_Exercise directions_
Number of lines with the string "this" in the entries below: report it, and nothing besides.

_Extracted records_
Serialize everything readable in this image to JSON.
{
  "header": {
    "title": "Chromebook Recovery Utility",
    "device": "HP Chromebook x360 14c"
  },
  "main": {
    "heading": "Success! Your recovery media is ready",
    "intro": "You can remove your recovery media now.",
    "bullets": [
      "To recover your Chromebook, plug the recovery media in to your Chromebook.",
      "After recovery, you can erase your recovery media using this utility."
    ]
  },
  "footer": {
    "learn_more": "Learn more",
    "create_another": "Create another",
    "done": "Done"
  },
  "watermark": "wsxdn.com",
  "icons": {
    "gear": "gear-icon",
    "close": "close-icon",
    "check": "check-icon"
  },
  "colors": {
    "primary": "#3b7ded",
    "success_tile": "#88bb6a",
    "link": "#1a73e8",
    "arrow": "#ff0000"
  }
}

_Exercise output_
2